Hodgdon was the son of a wealthy Salem currier who had married into one of Salem’s older families, which explains the prominent Phelps in his name (although he usually signed his paintings “S.P. Hodgdon”). He appears to have moved to Boston in his early 20s, where he studied with the well-traveled Boston artist Benjamin Champney and worked for the L.H. Bradford lithography firm. For most of his life, he lived in the Dorchester section of Boston, and maintained a studio at the Tremont Studio building downtown, along with a host of prominent artists and architects. He was clearly part of the Boston art scene and community, teaching classes and exhibiting his work at the Boston Art Club in its heyday. But like so many Boston-based artists of this era, Hodgdon was drawn to northern New England for his subject matter: there are few streetscapes among his works, but rather gilded landscapes of marshes, valleys, and mountains–predominately in New Hampshire. Therefore he is generally characterized as one of the “White Mountain Painters”, along with Champney, who created one of America’s first art colonies by inviting a succession of painters, including Hodgdon, to come to his summer residence in North Conway from the 1850s on. This was clearly Hodgdon’s preferred milieu, but I did manage to find a few local scenes among his digitized works.
On the Marsh/A Salem, Massachusetts landscape,1861, Skinner Auctions Archive; Long Beach, Nahant, 1861, Carlsen Gallery Auctions Archive; Echo Lake, Franconia Notch, 1858, Collection of JohnJ.and Joan R.Henderson. PhotographcourtesyoftheNewHampshireHistorical Society. All the sources indicate that Hodgdon preferred to work at the “extremes” of the day, in the early morning and at dusk.

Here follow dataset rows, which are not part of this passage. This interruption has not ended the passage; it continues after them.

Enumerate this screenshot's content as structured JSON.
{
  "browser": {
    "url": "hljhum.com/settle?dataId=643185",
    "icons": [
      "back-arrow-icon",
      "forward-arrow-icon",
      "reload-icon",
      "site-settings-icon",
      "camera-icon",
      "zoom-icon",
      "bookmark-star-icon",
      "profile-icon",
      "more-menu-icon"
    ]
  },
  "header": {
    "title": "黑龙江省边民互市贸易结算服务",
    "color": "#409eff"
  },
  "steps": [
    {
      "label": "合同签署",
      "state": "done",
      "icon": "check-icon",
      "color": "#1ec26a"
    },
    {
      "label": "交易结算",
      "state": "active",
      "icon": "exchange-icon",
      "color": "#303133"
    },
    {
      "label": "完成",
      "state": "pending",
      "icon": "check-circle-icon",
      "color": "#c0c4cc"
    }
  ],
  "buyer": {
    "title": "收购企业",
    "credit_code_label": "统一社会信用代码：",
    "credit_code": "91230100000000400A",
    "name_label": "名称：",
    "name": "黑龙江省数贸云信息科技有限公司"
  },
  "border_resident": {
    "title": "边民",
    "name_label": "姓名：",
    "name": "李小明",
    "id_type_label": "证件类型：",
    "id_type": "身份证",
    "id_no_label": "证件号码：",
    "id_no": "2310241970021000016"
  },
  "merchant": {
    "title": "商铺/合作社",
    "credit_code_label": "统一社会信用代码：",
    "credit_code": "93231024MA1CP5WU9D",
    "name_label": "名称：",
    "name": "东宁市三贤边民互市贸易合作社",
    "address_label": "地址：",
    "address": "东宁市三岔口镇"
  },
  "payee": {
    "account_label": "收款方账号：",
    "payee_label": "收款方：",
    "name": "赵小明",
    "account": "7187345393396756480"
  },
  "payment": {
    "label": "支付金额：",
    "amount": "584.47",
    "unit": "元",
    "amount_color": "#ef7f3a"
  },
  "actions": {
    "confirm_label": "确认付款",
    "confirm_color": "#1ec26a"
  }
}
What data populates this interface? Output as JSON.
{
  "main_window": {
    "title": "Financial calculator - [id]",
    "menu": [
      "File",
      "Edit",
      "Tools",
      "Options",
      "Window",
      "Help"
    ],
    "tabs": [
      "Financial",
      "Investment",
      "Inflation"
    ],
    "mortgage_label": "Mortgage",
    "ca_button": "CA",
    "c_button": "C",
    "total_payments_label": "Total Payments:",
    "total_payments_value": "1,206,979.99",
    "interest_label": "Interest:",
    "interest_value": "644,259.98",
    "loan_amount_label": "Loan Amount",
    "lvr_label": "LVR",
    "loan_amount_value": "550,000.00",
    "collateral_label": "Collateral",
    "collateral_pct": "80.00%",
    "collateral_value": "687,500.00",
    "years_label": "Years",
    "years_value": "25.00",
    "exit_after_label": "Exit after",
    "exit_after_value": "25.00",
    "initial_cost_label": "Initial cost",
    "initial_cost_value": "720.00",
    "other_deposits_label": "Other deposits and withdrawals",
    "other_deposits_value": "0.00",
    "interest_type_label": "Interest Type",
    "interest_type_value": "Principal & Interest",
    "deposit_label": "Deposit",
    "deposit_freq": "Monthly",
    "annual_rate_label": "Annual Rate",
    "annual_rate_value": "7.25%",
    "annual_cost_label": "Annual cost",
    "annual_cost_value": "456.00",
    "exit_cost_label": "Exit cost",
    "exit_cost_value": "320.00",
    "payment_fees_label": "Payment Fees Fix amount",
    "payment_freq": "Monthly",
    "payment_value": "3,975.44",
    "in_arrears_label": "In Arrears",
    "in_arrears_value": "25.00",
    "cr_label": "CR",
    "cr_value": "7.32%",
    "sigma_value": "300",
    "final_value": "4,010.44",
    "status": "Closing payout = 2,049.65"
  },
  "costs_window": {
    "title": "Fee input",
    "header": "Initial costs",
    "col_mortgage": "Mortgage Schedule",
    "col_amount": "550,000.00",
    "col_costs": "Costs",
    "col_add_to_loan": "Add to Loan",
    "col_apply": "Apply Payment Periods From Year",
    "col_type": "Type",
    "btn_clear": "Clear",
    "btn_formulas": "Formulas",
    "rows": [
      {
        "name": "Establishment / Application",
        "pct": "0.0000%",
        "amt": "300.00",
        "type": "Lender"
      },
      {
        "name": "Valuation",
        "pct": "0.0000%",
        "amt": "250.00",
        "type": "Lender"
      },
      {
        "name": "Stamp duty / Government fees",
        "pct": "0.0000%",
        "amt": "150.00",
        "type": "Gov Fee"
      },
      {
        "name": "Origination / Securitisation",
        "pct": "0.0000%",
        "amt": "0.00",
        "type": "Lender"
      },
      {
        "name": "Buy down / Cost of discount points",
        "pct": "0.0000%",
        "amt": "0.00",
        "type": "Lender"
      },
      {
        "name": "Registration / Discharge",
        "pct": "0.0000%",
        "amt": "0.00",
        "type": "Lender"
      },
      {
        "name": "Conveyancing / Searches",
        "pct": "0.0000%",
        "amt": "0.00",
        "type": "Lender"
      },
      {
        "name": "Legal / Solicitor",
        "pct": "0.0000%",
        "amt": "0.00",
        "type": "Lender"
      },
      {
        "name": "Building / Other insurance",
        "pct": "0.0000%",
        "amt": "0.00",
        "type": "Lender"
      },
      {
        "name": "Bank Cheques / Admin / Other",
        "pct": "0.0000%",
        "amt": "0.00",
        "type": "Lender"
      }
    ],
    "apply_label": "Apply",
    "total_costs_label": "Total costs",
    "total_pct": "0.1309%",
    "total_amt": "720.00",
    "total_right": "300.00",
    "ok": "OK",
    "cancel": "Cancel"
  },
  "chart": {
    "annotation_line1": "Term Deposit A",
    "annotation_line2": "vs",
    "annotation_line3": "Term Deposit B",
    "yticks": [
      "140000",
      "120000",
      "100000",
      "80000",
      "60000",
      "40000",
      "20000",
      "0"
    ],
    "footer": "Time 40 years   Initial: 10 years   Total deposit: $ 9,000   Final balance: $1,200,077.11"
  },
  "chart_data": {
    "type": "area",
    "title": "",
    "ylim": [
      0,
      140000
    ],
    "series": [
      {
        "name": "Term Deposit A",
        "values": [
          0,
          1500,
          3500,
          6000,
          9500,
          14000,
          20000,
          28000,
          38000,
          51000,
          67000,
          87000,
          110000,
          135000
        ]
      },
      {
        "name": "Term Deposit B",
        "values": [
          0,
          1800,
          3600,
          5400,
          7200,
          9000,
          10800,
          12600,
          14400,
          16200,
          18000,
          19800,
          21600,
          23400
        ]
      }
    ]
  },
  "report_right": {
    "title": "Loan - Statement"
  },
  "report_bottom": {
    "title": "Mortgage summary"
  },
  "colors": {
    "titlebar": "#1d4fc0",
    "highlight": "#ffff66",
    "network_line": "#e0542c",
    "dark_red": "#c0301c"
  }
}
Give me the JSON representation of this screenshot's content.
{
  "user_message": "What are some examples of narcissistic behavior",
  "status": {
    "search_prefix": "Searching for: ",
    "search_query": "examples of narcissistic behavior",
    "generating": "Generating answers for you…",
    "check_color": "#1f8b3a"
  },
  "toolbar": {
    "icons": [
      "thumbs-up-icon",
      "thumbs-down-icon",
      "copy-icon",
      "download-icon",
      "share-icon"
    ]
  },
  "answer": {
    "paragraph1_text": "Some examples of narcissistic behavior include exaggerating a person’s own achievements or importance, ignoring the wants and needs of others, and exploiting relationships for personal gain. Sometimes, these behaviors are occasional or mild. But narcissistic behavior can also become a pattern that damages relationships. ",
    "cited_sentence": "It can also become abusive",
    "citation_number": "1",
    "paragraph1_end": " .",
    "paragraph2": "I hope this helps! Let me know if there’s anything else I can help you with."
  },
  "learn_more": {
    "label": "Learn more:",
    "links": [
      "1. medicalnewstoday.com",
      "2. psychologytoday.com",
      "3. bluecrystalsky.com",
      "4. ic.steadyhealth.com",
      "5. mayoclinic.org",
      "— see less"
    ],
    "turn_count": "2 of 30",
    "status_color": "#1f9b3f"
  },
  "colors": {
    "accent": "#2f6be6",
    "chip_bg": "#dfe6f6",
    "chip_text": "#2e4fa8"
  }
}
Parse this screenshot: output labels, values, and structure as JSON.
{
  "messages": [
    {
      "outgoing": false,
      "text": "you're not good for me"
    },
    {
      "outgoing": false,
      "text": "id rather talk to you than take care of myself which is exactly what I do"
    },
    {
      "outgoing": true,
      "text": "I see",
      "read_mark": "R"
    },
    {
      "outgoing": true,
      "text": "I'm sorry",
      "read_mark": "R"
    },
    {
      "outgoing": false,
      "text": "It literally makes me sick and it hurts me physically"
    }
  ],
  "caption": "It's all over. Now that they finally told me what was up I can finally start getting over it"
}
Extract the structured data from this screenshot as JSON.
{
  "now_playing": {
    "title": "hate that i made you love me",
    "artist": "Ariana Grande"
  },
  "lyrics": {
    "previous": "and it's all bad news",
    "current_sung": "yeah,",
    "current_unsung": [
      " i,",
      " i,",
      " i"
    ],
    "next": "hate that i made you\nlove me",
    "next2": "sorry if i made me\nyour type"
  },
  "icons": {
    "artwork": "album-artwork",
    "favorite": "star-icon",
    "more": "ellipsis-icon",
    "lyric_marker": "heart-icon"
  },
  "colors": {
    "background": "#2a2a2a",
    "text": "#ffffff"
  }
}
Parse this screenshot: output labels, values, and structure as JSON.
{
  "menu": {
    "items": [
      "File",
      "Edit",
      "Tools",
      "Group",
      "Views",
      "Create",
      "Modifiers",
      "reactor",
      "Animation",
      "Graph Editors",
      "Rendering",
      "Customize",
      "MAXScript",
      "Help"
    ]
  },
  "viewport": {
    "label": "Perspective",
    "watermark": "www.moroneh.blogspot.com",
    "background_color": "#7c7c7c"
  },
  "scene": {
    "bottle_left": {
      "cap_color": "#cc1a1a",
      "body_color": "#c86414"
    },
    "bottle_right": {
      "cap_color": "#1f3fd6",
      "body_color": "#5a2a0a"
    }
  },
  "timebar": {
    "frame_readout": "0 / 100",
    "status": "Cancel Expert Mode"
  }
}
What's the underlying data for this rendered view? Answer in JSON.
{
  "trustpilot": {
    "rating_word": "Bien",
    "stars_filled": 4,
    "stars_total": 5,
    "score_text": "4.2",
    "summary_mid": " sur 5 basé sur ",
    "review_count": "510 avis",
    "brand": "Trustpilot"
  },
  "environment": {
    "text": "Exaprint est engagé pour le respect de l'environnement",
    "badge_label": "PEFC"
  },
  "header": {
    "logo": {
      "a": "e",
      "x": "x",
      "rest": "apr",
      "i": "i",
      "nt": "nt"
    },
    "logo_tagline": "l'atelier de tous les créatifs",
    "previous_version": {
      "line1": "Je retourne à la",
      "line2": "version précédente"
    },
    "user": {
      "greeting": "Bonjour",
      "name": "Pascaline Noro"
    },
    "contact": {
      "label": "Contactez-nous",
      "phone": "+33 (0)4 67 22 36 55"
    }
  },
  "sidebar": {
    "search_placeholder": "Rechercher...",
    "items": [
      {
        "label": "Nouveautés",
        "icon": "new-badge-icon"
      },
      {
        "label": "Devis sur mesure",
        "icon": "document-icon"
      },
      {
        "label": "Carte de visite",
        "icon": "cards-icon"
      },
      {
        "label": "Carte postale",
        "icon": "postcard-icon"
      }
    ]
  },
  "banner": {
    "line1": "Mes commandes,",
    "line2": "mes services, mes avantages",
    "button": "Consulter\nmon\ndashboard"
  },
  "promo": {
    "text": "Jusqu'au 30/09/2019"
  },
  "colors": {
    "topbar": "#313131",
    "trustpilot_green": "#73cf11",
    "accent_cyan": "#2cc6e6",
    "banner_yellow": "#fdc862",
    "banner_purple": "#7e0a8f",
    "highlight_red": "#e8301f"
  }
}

This last painting is among the most acclaimed of his White Mountains works, and as you can see, it dates from early in his career, while he was still in his 20s and working as a lithographer by day/artist by night (and summer). I was able to gather a few other images to add some context to Hodgdon’s life, including some examples of his lithography for the Bradford firm and a photograph of the Tremont Studio building in Boston: all traces of his past that are now sadly gone.
Hodgdon’s lithographs for L.H. Bradford: “Old Man on the Mountain”, Franconia Notch (whose visage crumbled to the ground in 2003) American Antiquarian Society; Tabernacle Church, Salem, 1854, Boston Athenaeum, and the Tremont Studio in Boston, New York Public Library: gone, gone & gone.